(Data items)
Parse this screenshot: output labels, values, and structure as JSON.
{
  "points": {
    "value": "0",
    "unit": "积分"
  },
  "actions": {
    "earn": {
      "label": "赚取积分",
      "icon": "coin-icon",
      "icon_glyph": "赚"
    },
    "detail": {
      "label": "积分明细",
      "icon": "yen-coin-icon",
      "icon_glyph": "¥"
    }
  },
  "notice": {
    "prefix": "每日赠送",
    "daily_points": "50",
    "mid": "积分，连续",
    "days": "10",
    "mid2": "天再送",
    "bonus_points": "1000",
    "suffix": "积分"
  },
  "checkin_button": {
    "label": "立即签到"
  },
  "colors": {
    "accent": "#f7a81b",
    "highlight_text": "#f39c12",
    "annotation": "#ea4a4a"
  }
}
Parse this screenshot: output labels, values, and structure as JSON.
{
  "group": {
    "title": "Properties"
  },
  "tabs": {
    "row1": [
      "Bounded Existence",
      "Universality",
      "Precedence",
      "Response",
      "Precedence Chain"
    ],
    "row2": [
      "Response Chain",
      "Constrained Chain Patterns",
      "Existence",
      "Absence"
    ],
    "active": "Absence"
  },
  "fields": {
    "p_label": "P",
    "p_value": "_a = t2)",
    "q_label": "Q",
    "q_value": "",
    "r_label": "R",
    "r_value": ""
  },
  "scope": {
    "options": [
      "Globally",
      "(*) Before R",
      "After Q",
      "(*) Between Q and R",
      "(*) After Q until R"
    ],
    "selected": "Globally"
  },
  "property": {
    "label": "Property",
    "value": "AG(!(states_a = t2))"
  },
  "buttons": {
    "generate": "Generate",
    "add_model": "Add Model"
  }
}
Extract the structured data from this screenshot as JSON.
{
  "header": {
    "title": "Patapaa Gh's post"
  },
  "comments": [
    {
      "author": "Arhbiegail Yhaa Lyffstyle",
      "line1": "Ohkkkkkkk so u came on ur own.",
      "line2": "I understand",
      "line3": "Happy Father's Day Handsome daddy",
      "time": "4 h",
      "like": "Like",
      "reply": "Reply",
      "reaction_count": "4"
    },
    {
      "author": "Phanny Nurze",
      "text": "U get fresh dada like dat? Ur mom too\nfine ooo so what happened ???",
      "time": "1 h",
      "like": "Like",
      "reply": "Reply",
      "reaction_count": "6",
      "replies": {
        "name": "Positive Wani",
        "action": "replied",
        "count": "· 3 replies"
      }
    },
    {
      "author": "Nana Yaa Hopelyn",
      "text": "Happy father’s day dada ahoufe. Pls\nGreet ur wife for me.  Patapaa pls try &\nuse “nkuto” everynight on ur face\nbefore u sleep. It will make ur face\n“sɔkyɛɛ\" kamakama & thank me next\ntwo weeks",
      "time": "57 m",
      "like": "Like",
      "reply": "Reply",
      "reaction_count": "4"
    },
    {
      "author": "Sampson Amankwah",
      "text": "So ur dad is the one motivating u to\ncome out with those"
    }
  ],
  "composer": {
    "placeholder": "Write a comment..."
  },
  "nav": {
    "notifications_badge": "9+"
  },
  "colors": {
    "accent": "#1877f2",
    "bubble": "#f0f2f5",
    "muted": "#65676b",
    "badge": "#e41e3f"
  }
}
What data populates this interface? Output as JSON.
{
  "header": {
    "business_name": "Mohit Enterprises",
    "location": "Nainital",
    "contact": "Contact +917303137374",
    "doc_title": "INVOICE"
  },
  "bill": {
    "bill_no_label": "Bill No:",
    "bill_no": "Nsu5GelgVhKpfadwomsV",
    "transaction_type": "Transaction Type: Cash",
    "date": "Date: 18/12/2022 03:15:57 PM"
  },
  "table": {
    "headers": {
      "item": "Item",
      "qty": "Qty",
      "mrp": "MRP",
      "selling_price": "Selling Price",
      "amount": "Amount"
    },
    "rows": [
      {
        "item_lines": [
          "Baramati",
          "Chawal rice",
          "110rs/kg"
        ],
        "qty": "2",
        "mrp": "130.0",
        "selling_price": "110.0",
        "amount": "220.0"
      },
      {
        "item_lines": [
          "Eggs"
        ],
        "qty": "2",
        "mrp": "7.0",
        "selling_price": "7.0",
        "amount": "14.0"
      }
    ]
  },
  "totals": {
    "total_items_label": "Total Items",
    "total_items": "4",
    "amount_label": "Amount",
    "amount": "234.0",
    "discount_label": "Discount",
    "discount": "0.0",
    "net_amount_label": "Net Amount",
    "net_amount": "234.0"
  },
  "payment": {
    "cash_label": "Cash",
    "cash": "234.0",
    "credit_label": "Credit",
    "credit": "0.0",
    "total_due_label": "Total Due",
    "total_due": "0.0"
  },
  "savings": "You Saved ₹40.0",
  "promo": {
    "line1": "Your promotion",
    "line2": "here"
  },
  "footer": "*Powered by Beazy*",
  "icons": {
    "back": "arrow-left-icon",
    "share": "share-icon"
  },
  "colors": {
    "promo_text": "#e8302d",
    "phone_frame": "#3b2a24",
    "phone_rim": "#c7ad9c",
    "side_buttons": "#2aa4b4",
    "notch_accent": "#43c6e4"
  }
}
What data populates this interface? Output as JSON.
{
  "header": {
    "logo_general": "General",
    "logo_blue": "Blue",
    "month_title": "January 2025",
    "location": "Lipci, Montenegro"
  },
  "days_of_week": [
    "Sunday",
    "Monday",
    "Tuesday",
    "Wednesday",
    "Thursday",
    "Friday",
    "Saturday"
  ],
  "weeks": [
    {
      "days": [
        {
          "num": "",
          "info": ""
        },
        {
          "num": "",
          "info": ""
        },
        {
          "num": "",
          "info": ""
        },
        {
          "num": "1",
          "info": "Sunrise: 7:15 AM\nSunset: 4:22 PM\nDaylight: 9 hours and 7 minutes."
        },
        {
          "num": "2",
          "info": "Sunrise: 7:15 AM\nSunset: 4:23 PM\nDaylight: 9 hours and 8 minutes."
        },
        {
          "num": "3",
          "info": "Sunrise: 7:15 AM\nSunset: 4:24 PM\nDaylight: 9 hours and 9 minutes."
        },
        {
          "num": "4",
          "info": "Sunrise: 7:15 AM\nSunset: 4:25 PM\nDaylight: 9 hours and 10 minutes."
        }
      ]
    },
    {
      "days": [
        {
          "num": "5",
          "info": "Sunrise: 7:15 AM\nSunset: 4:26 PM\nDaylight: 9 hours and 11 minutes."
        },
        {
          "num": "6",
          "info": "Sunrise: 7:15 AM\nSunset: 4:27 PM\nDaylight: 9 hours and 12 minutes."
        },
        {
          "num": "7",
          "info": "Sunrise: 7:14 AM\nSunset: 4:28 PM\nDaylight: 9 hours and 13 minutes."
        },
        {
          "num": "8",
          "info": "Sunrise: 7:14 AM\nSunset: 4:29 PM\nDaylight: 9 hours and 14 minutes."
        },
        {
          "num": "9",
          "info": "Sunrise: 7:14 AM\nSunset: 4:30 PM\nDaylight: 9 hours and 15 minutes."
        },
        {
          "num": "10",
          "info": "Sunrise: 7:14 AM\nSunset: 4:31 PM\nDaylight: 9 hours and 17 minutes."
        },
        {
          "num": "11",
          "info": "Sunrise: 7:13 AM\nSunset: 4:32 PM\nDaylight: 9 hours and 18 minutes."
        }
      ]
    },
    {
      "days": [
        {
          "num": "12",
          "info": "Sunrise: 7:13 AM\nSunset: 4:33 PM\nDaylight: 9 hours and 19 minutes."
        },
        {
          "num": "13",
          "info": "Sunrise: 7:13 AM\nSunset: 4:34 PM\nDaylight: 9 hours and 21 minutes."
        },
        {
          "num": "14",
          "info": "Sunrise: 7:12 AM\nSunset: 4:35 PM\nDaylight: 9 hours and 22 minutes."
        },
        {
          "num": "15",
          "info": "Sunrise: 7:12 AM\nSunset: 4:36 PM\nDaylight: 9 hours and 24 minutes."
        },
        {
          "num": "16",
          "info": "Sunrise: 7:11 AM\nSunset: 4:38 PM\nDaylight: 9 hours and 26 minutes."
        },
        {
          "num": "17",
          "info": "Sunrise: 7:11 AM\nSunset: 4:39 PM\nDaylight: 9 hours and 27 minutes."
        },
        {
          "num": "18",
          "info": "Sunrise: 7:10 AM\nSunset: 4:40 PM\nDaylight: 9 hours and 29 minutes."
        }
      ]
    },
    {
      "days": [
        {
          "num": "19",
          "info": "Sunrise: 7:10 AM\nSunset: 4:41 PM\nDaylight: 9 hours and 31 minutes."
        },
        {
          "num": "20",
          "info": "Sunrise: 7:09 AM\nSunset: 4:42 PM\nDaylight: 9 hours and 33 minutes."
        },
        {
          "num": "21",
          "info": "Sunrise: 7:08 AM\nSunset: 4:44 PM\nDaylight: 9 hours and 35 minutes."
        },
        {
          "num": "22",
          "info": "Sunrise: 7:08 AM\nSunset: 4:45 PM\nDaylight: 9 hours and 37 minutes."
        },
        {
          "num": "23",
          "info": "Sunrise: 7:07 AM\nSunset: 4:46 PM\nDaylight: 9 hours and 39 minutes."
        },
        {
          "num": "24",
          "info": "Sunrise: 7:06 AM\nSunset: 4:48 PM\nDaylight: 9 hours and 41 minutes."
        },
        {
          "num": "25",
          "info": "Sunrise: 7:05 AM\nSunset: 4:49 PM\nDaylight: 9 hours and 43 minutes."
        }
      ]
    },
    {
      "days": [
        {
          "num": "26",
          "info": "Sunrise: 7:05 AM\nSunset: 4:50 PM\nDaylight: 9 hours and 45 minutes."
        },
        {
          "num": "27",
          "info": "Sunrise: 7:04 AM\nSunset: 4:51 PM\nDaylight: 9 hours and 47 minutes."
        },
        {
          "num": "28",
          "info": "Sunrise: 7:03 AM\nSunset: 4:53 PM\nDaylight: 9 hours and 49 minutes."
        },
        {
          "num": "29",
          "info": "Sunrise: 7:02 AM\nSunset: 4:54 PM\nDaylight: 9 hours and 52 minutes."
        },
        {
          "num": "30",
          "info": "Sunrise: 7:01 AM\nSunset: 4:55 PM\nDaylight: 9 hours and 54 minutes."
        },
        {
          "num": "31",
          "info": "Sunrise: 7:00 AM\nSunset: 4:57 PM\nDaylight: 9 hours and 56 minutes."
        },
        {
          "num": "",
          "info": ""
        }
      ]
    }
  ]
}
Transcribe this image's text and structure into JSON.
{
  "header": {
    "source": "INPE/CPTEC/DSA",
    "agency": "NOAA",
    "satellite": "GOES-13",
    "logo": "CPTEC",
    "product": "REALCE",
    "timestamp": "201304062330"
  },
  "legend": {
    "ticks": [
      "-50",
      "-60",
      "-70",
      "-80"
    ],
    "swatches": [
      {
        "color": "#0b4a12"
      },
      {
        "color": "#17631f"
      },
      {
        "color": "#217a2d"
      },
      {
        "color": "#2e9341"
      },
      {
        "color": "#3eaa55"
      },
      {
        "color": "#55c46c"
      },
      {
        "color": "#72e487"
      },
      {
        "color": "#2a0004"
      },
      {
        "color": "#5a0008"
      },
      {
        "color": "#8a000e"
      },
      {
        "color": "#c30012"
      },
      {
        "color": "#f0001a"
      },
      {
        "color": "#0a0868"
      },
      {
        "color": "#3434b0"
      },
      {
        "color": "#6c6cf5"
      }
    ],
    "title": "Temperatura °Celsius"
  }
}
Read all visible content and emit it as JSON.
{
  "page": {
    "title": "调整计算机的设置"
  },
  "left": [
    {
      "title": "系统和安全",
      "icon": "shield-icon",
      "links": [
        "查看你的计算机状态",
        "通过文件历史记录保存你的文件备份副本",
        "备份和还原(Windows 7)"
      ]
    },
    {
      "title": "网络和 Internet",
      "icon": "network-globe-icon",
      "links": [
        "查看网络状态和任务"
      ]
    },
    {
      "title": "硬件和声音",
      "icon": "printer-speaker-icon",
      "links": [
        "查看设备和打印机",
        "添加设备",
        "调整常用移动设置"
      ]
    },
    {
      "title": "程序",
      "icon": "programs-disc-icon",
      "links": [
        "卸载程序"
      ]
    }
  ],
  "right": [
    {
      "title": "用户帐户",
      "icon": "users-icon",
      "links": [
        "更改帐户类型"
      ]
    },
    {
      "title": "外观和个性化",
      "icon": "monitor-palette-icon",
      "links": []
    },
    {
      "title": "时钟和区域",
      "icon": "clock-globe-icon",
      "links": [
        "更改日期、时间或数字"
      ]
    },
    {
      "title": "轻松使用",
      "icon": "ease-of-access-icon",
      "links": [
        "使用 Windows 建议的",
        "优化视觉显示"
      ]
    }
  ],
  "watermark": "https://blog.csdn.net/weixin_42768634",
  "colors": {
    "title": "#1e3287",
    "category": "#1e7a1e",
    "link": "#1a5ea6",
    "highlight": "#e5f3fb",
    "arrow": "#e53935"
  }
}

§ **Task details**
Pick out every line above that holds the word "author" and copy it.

§ **Result of this task**
      "author": "Arhbiegail Yhaa Lyffstyle",
      "author": "Phanny Nurze",
      "author": "Nana Yaa Hopelyn",
      "author": "Sampson Amankwah",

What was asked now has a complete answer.